Census shows Ireland is a land of opportunity for many

Analysis: With half a million foreign nationals, Ireland has evolved into a diverse nation

President Michael D Higgins with Syrian journalist Razan Ibraheem and Brian Killoran,  CEO of the Immigrant Council of Ireland. Mr Killoran said the ban on asylum seekers accessing employment meant many people’s skills and qualifications were not being recognised. Photograph: Brenda Fitzsimons

President Michael D Higgins with Syrian journalist Razan Ibraheem and Brian Killoran, CEO of the Immigrant Council of Ireland. Mr Killoran said the ban on asylum seekers accessing employment meant many people’s skills and qualifications were not being recognised. Photograph: Brenda Fitzsimons

 

Exactly 100 years after Patrick Pearse read the Proclamation on the steps of the GPO on April 24th, 1916, men, women and children across the State gathered in their homes to fill out the census form.

Could he have imagined that, a century later, his homeland would have evolved into a diverse and multi-cultural island with more than 130,000 Polish speakers, more than 17,000 Chinese speakers, and more than 16,000 Arabic speakers?

The 2016 census and diversity results reveal an Ireland which, as home to 535,475 foreign nationals, or 11 per cent of the population, has become a destination for jobs and opportunities for people from across the globe. This draw is shown by the age cohort, with nearly half of all foreign nationals aged between 25 and 42 years.

The 87.4 per cent jump in the number of people in Ireland with dual Irish nationality shows more people are opting to make use of distant Irish relatives and are following the Financial Times’ advice that Irish grandmothers are a “must-have accessory”.

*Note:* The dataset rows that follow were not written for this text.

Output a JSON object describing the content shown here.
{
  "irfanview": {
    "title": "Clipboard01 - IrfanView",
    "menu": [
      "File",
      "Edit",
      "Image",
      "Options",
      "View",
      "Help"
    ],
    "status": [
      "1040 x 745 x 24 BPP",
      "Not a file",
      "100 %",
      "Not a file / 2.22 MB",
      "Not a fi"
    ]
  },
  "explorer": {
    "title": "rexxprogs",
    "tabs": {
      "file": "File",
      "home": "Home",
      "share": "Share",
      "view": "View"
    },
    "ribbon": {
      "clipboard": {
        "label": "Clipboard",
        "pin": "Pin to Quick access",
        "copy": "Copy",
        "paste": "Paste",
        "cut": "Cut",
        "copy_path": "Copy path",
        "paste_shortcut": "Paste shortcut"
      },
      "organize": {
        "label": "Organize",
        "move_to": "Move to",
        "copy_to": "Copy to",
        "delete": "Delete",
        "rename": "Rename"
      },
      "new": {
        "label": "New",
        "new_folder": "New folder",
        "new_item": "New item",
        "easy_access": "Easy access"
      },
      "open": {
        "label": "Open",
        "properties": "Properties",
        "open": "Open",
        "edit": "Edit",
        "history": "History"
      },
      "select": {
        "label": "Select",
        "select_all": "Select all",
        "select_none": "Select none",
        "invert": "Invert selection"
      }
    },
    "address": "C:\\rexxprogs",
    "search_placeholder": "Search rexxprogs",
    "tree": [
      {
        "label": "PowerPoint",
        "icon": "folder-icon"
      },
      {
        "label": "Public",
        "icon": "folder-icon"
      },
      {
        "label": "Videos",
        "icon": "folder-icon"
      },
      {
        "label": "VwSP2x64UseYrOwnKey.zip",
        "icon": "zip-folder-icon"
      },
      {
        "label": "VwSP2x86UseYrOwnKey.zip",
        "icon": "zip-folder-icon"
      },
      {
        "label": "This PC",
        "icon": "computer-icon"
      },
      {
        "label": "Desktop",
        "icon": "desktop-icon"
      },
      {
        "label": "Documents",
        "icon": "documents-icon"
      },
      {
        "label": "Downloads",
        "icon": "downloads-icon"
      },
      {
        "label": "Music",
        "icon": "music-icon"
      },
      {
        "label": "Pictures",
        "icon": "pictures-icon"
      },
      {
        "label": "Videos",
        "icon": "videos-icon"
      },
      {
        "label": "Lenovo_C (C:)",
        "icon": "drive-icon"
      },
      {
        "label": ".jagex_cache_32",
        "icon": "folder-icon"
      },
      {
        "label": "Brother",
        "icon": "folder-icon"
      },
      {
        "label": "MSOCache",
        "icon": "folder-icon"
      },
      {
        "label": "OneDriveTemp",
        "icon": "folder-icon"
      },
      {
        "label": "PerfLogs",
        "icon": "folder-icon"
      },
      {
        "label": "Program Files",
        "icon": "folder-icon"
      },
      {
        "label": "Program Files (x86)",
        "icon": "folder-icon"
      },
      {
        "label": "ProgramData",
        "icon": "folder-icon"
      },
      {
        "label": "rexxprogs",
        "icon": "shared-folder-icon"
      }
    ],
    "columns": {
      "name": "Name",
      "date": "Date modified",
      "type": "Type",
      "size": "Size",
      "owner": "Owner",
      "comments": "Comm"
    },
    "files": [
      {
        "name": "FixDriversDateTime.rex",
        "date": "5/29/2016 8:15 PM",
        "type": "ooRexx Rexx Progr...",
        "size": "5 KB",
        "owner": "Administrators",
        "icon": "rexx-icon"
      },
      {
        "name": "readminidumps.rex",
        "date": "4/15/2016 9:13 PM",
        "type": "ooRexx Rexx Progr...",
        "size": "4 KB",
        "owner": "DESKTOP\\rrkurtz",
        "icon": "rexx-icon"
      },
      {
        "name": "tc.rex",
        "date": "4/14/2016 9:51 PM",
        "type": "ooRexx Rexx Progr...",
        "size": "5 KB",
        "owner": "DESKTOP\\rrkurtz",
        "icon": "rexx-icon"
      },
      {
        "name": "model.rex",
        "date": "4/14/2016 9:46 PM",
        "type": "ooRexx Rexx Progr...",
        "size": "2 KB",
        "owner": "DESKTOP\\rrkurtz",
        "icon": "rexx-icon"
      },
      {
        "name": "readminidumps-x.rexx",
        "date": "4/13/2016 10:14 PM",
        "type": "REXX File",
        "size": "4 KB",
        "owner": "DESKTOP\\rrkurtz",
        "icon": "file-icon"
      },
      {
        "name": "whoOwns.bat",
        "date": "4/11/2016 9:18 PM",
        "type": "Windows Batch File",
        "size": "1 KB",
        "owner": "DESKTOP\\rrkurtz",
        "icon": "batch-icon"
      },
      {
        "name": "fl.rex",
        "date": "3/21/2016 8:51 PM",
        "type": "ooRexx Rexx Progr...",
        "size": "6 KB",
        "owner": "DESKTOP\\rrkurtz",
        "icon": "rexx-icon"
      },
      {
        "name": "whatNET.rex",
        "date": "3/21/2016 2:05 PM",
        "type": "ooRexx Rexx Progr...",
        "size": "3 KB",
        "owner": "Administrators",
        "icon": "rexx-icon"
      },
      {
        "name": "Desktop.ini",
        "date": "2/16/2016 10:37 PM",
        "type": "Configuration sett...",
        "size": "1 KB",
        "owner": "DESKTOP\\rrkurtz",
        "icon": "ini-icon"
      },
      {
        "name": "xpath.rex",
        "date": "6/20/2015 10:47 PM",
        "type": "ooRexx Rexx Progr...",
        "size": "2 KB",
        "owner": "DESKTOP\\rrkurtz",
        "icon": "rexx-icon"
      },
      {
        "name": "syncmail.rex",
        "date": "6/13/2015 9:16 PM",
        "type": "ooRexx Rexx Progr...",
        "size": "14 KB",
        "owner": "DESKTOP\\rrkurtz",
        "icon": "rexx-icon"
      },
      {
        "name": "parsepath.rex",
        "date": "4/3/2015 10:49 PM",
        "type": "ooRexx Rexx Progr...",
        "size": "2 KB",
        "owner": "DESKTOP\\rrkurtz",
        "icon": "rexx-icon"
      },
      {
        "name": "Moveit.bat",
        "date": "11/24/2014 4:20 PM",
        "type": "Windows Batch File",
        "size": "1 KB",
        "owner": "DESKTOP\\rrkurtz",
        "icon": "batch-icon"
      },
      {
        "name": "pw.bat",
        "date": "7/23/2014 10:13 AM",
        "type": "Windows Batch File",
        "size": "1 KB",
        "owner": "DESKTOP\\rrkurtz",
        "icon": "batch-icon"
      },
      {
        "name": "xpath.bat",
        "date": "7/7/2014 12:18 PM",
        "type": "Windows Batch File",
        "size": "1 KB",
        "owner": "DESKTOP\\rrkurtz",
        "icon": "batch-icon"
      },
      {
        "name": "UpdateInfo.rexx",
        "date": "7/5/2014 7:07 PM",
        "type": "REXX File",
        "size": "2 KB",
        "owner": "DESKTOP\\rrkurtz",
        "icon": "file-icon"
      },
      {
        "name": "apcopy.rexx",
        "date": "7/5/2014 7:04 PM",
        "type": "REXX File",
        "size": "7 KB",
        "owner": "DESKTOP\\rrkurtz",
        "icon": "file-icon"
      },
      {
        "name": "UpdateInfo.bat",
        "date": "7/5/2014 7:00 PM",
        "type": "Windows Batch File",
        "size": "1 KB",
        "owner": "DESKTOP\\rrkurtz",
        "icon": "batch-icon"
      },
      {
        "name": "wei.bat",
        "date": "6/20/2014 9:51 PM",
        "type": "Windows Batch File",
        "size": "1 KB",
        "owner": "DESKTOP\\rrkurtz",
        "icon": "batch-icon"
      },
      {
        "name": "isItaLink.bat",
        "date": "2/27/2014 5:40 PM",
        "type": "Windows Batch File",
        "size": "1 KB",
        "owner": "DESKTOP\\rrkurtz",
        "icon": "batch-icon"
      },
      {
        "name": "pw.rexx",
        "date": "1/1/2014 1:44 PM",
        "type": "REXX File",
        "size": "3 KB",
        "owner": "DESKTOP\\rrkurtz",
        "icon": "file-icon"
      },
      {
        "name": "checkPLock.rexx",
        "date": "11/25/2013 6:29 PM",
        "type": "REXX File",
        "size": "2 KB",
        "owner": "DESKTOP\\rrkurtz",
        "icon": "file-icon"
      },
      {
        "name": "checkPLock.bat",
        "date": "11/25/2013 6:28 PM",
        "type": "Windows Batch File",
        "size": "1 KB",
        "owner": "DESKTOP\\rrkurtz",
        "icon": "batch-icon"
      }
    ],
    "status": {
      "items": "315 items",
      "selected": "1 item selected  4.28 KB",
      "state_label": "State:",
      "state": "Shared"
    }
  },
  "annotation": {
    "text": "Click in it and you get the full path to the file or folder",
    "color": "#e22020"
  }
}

Despite the census taking place before the Brexit vote and the election of US president Donald Trump, Irish-Americans (17,552) comprised the largest group of dual citizens, followed by Irish-UK (15,428) .

While the vast majority of foreign nationals now live in our cities, high numbers have also ended up in towns around Ireland; for example, they make up nearly 40 per cent of the population of Ballyhaunis, Co Mayo.

Unemployment rate

Even though 293,830 foreign nationals were working in Ireland in April 2016, the unemployment rate among this cohort stood at 15.4 per cent, 3 per cent higher than unemployment among Irish nationals.

Brian Killoran, chief executive of the Immigrant Council of Ireland, said these figures only “reinforce the repeated findings that people from migrant backgrounds face additional barriers accessing the workforce, including racial discrimination”.

He said the ban on asylum seekers accessing employment meant many people’s skills and qualifications were not being recognised. “Having a job, being able to support yourself and your family, and feel part of a community is central for successful integration.”

Strikingly, 1,167 people registered as having “no nationality”, which could represent both asylum seekers and the children of asylum seekers who have been born in direct provision but are unable to claim Irish citizenship as a result of the 2004 referendum.